This bring-your-own-boat course will take place entirely in the field and will include a mix of paddling and beach-walking.

About the Instructor(s)

Jerry Jenkins, from White Creek, New York, was trained in philosophy and mathematics, and has done botanical work 55 years. He has free-lanced in botany and ecology, worked as a researcher for the Wildlife Conservation Society, and currently produces books and imagery for the Northern Forest Atlas Project. He has written books on Vermont geography, acid rain, climate change, conservation easements, Adirondack geography, and four photographic guides (Woody PlantsSedges, Mosses, and Grasses) and accompanying digital atlases for the Atlas Project. We will use the guides and digital atlas in the course. He is currently working on a full-length field guide to woody plants and a book on ecological patterns.

Grace Glynn is the State Botanist with the Vermont Department of Fish & Wildlife, where she works to map, monitor, and conserve Vermont’s approximately 600 rare and uncommon plant species. She holds a Master’s Degree from the Field Naturalist Program at the University of Vermont and a B.S. in Botany from Connecticut College. Grace has taught field ecology for the Vermont Master Naturalist Program, the Vermont Law School, and the University of Vermont. She lives on a kame terrace in central Vermont, where she’s cultivating a miniature sandplain grassland in her backyard.

Physical Requirements
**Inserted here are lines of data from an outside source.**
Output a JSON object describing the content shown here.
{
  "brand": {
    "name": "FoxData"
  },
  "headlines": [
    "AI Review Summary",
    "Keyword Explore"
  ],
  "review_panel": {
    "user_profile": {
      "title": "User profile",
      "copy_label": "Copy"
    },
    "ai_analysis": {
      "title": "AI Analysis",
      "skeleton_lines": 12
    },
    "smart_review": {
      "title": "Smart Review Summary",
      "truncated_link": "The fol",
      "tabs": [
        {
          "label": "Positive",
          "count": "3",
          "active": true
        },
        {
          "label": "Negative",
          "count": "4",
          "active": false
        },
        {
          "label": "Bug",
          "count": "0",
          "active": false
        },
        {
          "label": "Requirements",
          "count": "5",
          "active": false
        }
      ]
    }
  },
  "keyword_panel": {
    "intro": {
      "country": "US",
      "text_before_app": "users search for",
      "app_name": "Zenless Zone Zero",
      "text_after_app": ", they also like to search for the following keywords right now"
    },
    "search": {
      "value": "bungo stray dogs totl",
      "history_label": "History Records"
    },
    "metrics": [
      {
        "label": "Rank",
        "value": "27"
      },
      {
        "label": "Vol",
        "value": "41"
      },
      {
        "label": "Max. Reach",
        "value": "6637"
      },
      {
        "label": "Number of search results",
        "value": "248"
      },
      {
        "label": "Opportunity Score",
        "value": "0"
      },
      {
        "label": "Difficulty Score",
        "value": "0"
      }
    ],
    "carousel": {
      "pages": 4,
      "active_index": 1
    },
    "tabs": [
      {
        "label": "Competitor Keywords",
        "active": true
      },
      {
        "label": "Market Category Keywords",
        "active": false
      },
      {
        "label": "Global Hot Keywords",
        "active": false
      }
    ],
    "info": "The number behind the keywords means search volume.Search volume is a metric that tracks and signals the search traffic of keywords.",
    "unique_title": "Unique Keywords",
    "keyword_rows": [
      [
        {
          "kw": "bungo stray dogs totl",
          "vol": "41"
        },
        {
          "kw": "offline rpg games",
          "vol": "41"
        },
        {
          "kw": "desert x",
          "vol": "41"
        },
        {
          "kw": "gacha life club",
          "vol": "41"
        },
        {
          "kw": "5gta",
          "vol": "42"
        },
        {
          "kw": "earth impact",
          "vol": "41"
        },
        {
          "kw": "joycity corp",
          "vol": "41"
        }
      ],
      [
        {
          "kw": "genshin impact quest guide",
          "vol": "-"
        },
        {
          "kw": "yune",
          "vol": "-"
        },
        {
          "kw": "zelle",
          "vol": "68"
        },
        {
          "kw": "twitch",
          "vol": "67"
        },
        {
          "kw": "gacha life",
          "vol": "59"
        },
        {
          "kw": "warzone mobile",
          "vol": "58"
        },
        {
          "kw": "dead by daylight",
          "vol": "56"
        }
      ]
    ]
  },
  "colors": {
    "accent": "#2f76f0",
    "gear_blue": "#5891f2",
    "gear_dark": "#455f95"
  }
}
Participants must be able to walk up to 2 miles over the course of each day off trail over uneven and potentially muddy terrain. Participants should be comfortable outside in potentially hot, muggy, wet, and/or buggy conditions for long periods of time. Participants must be comfortable climbing over, under, and through debris in the forest. Please reach out to us if you have any questions about mobility and/or other accessibility needs.

Recommended Reading

We will be using materials from the Northern Forest Atlas, available for free download from We will have copies of Woody Plants of the Northern Forest available for use or purchase in class.


We will provide coffee, tea, and light breakfast fare (pastries, etc.) at NBNC. Participants should bring their own lunches and snacks.


Course begins 9 AM and ends by 5 PM on Saturday and Sunday. The Course convenes in the field at locations TBD. The course will take place at the mouth of the Winooski, Lamoille, and/or Missisquoi River deltas.

Physical Requirements

Participants must be able to safely paddle a canoe or kayak, and be able to embark and disembark watercraft from muddy beaches. Participants must be comfortable paddling in light winds and waves.

Academic Credit / Professional Development

This course may qualify for 1 graduate-level credits for an additional $200 course fee. All BioU courses are accredited by Castleton University. Participants interested in receiving credit must contact us at least 2 months in advance so we have time to arrange course accreditation.

It is the student’s responsibility to ensure that home institutions will accept the credit. Participants pursuing academic credit will be required to complete an additional assignment above and beyond the course hours, including literature review, reflective writing, or a field-based project.

This course qualifies for 20 hours of professional development hours and continuing education units. Certificates of completion are provided at the conclusion of the course.

Cancellation Policy

While we realize that unexpected circumstances arise that are out of our control, North Branch Nature Center cannot guarantee refunds for registrations cancelled within 30 days of the course.  If a cancellation occurs within this window, NBNC will attempt to fill the space from our wait list and provide a full refund. If the course needs to be cancelled by NBNC, we will provide a full refund.

North Branch Nature Center

713 Elm Street
Montpelier, Vermont 05602
(802) 229-6206

Hours: Center Open Monday-Friday 9-4
Trails Open 24/7